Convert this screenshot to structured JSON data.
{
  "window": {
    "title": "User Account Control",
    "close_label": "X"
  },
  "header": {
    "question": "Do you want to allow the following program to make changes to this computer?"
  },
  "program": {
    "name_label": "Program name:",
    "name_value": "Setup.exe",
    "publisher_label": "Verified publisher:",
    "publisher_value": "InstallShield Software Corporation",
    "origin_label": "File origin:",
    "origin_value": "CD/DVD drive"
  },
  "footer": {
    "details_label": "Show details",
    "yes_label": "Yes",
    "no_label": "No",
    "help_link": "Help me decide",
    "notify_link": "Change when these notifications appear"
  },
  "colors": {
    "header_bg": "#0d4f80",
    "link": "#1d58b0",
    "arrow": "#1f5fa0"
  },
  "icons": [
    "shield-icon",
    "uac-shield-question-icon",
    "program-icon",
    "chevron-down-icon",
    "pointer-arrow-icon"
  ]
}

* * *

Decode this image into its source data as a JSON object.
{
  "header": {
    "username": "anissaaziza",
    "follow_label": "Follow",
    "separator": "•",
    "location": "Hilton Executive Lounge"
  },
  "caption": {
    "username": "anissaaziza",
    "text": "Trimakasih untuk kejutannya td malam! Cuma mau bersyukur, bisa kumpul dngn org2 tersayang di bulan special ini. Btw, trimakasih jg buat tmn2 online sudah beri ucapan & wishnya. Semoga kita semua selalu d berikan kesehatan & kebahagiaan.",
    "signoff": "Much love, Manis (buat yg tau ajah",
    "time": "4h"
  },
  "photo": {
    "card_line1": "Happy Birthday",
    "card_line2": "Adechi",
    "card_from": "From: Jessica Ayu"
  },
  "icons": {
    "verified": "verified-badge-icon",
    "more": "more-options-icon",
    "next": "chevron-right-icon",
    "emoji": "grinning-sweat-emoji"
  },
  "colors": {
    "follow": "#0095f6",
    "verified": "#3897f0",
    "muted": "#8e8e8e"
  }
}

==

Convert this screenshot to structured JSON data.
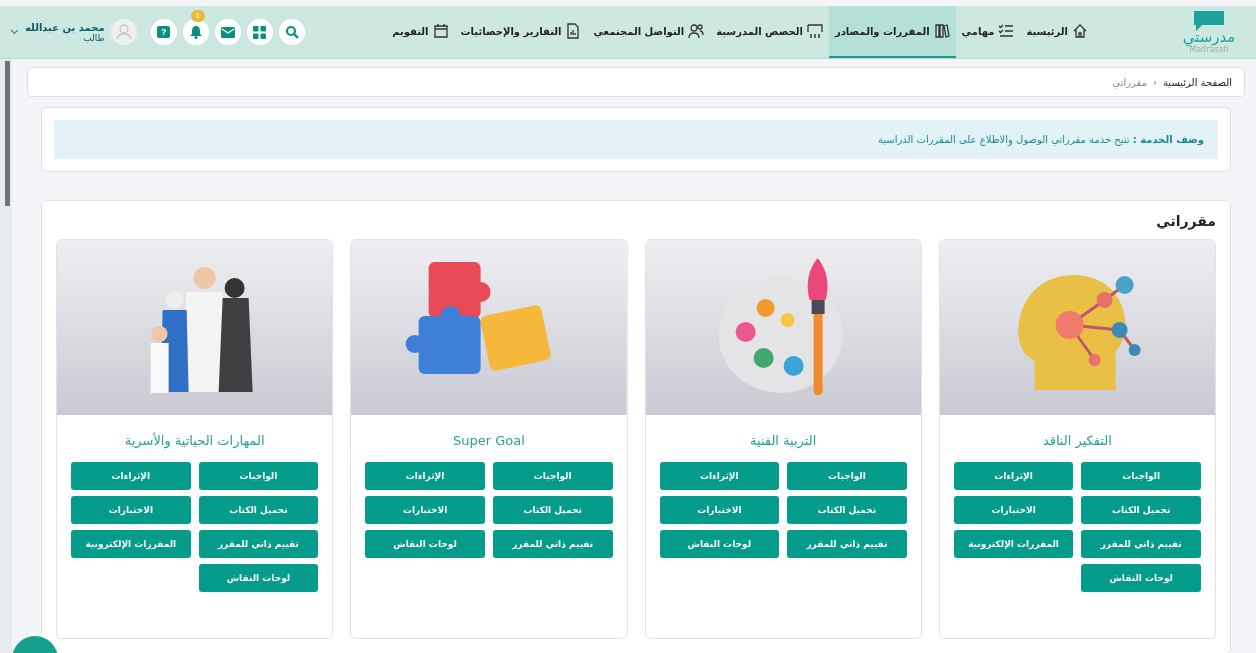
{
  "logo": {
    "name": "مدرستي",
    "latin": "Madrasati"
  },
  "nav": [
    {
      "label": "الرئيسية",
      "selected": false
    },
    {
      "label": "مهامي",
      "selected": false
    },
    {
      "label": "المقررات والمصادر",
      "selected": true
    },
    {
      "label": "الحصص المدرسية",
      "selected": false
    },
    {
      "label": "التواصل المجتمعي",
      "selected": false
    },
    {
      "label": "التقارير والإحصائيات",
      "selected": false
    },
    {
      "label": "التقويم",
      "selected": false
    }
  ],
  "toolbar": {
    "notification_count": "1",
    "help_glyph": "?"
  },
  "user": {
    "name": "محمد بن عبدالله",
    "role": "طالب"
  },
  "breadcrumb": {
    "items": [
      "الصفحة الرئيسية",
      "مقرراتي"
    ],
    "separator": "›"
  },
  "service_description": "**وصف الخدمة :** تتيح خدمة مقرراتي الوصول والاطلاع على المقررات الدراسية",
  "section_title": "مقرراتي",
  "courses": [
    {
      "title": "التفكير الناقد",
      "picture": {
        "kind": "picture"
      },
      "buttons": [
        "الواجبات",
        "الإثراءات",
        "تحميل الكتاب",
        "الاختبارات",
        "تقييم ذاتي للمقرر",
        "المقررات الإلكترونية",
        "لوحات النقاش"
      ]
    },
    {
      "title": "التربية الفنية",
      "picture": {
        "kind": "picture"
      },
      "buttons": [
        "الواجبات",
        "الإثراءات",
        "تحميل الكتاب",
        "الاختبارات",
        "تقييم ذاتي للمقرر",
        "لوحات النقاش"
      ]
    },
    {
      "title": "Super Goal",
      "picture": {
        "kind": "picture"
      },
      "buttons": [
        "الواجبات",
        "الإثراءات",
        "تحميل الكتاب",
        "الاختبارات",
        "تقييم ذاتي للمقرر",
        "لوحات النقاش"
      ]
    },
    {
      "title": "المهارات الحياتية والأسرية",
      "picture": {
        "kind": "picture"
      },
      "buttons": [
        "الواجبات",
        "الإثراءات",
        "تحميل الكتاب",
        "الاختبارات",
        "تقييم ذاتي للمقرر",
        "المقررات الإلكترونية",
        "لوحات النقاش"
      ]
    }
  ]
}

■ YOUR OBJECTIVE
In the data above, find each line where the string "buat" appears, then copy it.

■ ANSWER TO THIS TASK
    "text": "Trimakasih untuk kejutannya td malam! Cuma mau bersyukur, bisa kumpul dngn org2 tersayang di bulan special ini. Btw, trimakasih jg buat tmn2 online sudah beri ucapan & wishnya. Semoga kita semua selalu d berikan kesehatan & kebahagiaan.",
    "signoff": "Much love, Manis (buat yg tau ajah",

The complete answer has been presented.